━━━ DATA TO USE

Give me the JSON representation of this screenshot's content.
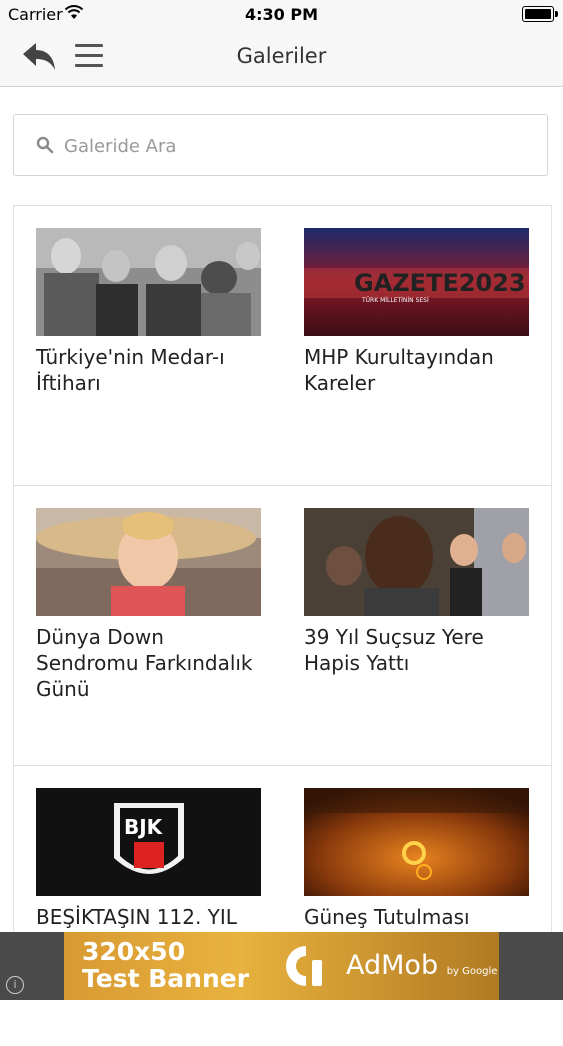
{
  "status_bar": {
    "carrier": "Carrier",
    "time": "4:30 PM"
  },
  "nav": {
    "title": "Galeriler",
    "back_icon": "reply-arrow-icon",
    "menu_icon": "hamburger-menu-icon"
  },
  "search": {
    "placeholder": "Galeride Ara",
    "value": ""
  },
  "galleries": [
    {
      "title": "Türkiye'nin Medar-ı İftiharı"
    },
    {
      "title": "MHP Kurultayından Kareler",
      "image_text": "GAZETE2023",
      "image_subtext": "TÜRK MİLLETİNİN SESİ"
    },
    {
      "title": "Dünya Down Sendromu Farkındalık Günü"
    },
    {
      "title": "39 Yıl Suçsuz Yere Hapis Yattı"
    },
    {
      "title": "BEŞİKTAŞIN 112. YIL",
      "image_text": "BJK"
    },
    {
      "title": "Güneş Tutulması"
    }
  ],
  "ad": {
    "line1": "320x50",
    "line2": "Test Banner",
    "brand": "AdMob",
    "brand_suffix": "by Google",
    "info": "i"
  }
}
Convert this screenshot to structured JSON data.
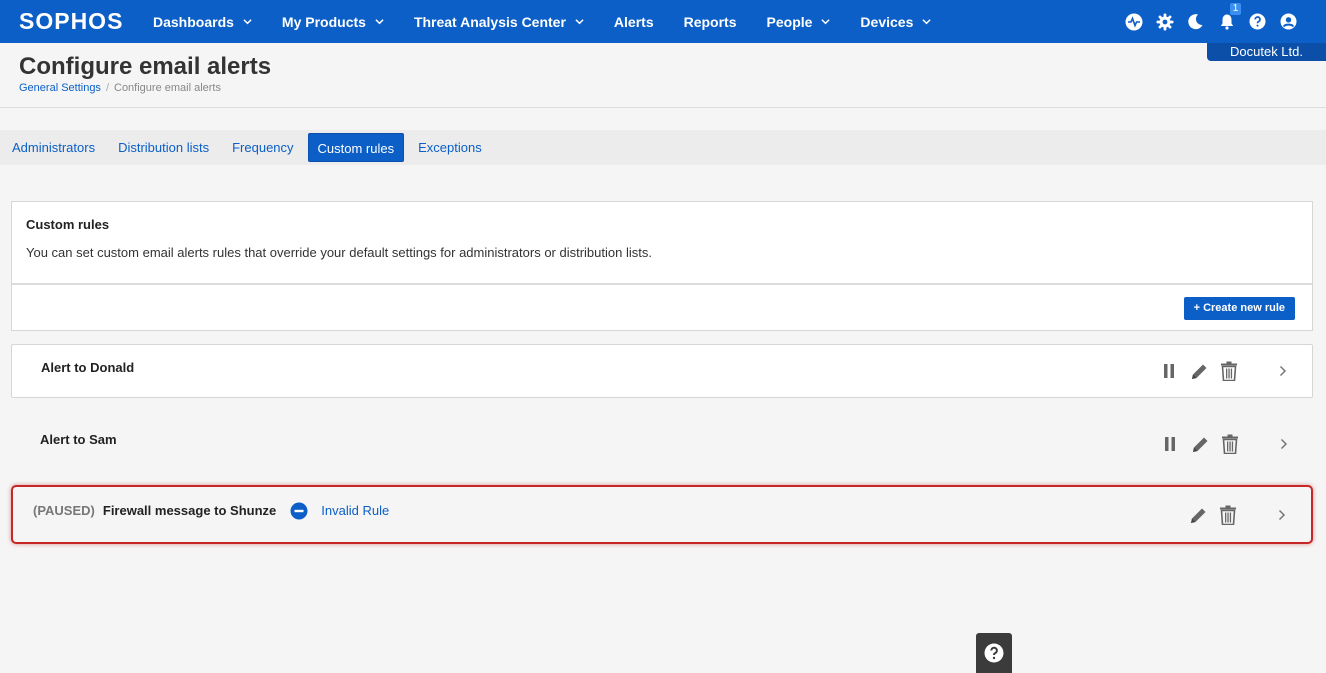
{
  "brand": {
    "logo_text": "SOPHOS",
    "accent": "#0b5fc7"
  },
  "nav": {
    "items": [
      {
        "label": "Dashboards",
        "dropdown": true
      },
      {
        "label": "My Products",
        "dropdown": true
      },
      {
        "label": "Threat Analysis Center",
        "dropdown": true
      },
      {
        "label": "Alerts",
        "dropdown": false
      },
      {
        "label": "Reports",
        "dropdown": false
      },
      {
        "label": "People",
        "dropdown": true
      },
      {
        "label": "Devices",
        "dropdown": true
      }
    ],
    "icons": [
      "health-icon",
      "gear-icon",
      "moon-icon",
      "bell-icon",
      "help-icon",
      "user-icon"
    ],
    "notification_count": "1",
    "tenant": "Docutek Ltd."
  },
  "header": {
    "title": "Configure email alerts",
    "breadcrumb": {
      "parent": "General Settings",
      "separator": "/",
      "current": "Configure email alerts"
    }
  },
  "tabs": [
    {
      "label": "Administrators",
      "active": false
    },
    {
      "label": "Distribution lists",
      "active": false
    },
    {
      "label": "Frequency",
      "active": false
    },
    {
      "label": "Custom rules",
      "active": true
    },
    {
      "label": "Exceptions",
      "active": false
    }
  ],
  "panel": {
    "title": "Custom rules",
    "description": "You can set custom email alerts rules that override your default settings for administrators or distribution lists.",
    "create_button": "+ Create new rule"
  },
  "rules": [
    {
      "name": "Alert to Donald",
      "status": "",
      "invalid_label": ""
    },
    {
      "name": "Alert to Sam",
      "status": "",
      "invalid_label": ""
    },
    {
      "name": "Firewall message to Shunze",
      "status": "(PAUSED)",
      "invalid_label": "Invalid Rule"
    }
  ],
  "status_colors": {
    "highlight_border": "#c62828",
    "invalid_icon": "#0b5fc7"
  }
}
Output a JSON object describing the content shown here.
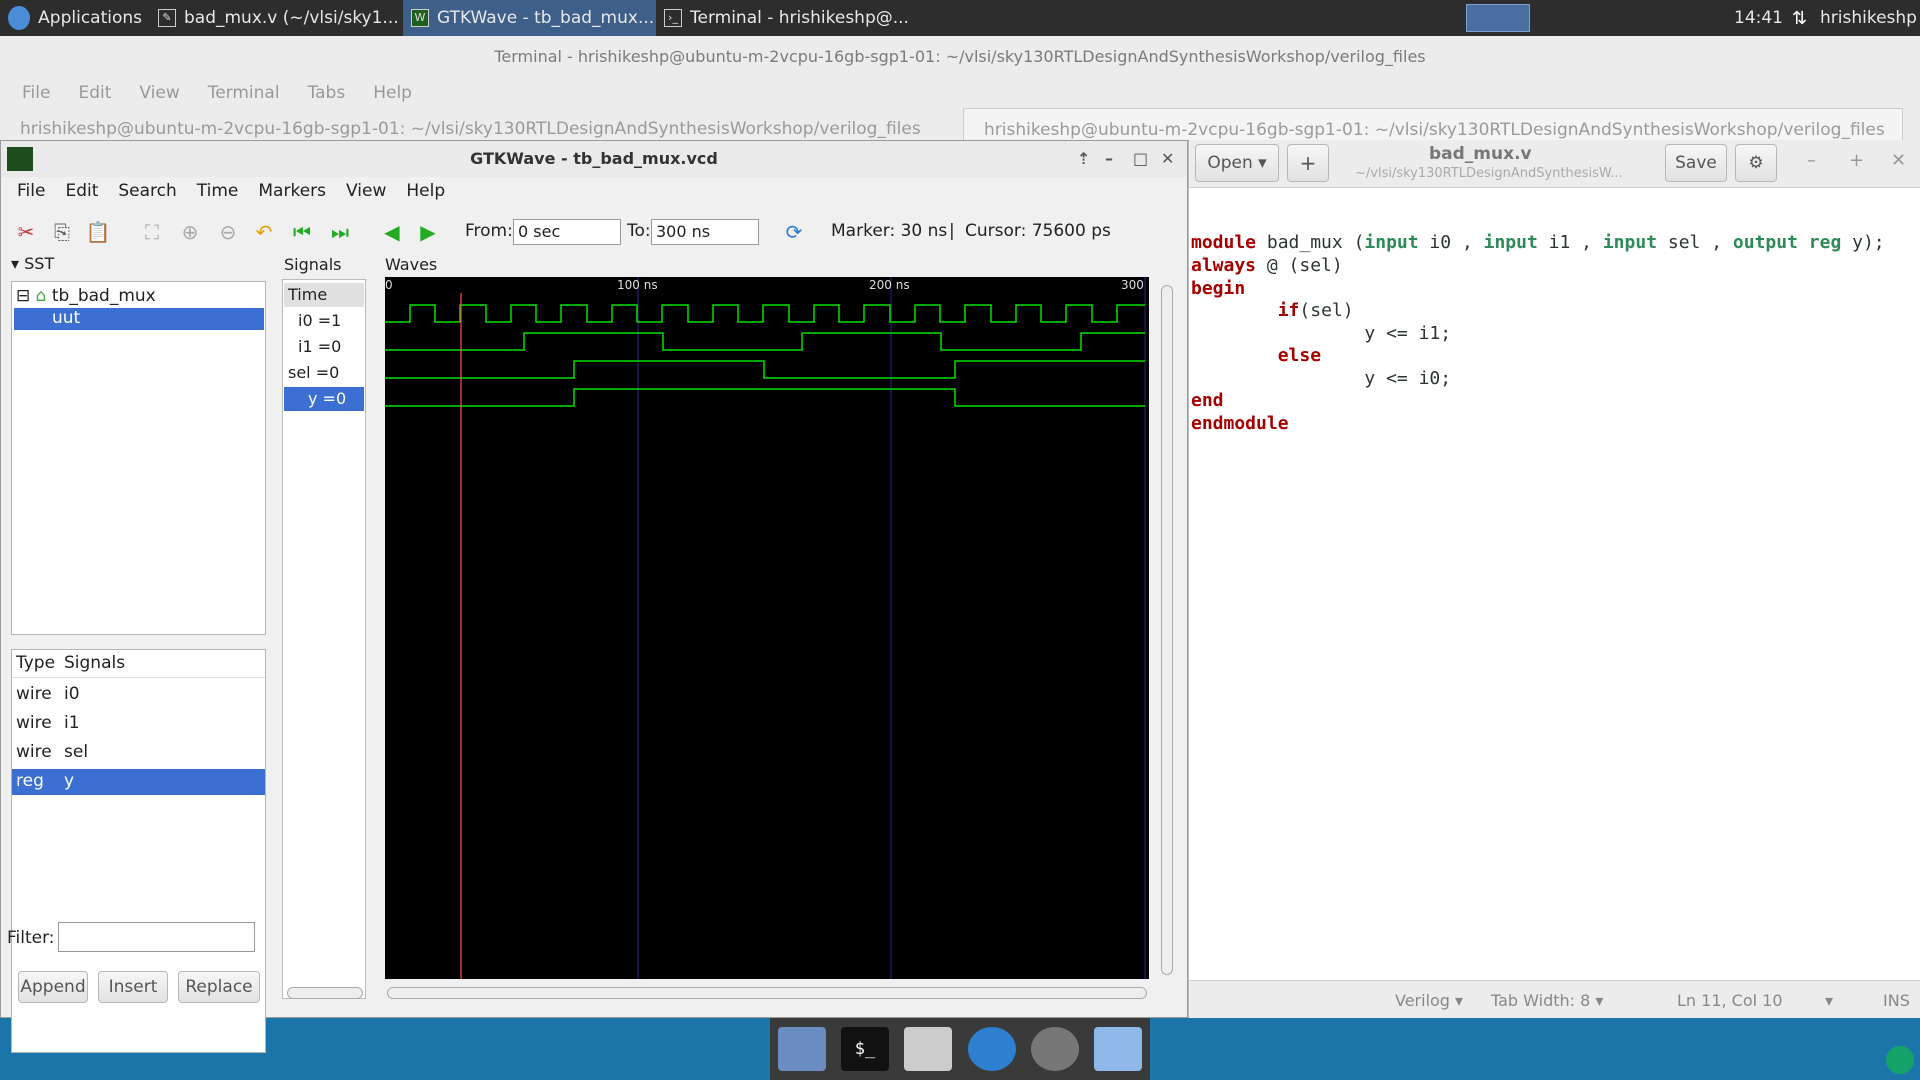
{
  "panel": {
    "apps": "Applications",
    "tasks": [
      "bad_mux.v (~/vlsi/sky1...",
      "GTKWave - tb_bad_mux...",
      "Terminal - hrishikeshp@..."
    ],
    "clock": "14:41",
    "user": "hrishikeshp"
  },
  "terminal": {
    "title": "Terminal - hrishikeshp@ubuntu-m-2vcpu-16gb-sgp1-01: ~/vlsi/sky130RTLDesignAndSynthesisWorkshop/verilog_files",
    "menu": [
      "File",
      "Edit",
      "View",
      "Terminal",
      "Tabs",
      "Help"
    ],
    "tab1": "hrishikeshp@ubuntu-m-2vcpu-16gb-sgp1-01: ~/vlsi/sky130RTLDesignAndSynthesisWorkshop/verilog_files",
    "tab2": "hrishikeshp@ubuntu-m-2vcpu-16gb-sgp1-01: ~/vlsi/sky130RTLDesignAndSynthesisWorkshop/verilog_files"
  },
  "gtkwave": {
    "title": "GTKWave - tb_bad_mux.vcd",
    "menu": [
      "File",
      "Edit",
      "Search",
      "Time",
      "Markers",
      "View",
      "Help"
    ],
    "from_label": "From:",
    "from_value": "0 sec",
    "to_label": "To:",
    "to_value": "300 ns",
    "marker": "Marker: 30 ns",
    "sep": "|",
    "cursor": "Cursor: 75600 ps",
    "sst": "SST",
    "tree": [
      "tb_bad_mux",
      "uut"
    ],
    "signals_header": "Signals",
    "waves_header": "Waves",
    "time_label": "Time",
    "signal_rows": [
      "i0 =1",
      "i1 =0",
      "sel =0",
      "y =0"
    ],
    "type_col": "Type",
    "signals_col": "Signals",
    "table": [
      [
        "wire",
        "i0"
      ],
      [
        "wire",
        "i1"
      ],
      [
        "wire",
        "sel"
      ],
      [
        "reg",
        "y"
      ]
    ],
    "filter_label": "Filter:",
    "buttons": [
      "Append",
      "Insert",
      "Replace"
    ],
    "time_ticks": [
      "0",
      "100 ns",
      "200 ns",
      "300"
    ]
  },
  "editor": {
    "open": "Open",
    "title": "bad_mux.v",
    "path": "~/vlsi/sky130RTLDesignAndSynthesisW...",
    "save": "Save",
    "status": {
      "lang": "Verilog",
      "tab": "Tab Width: 8",
      "pos": "Ln 11, Col 10",
      "mode": "INS"
    }
  },
  "colors": {
    "wave": "#00e000",
    "wave_bg": "#000000",
    "marker": "#ff4d4d",
    "grid": "#2a2a8a"
  }
}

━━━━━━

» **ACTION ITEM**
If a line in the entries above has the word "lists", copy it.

» **REPLY**
      "label": "Distribution lists",
    "description": "You can set custom email alerts rules that override your default settings for administrators or distribution lists.",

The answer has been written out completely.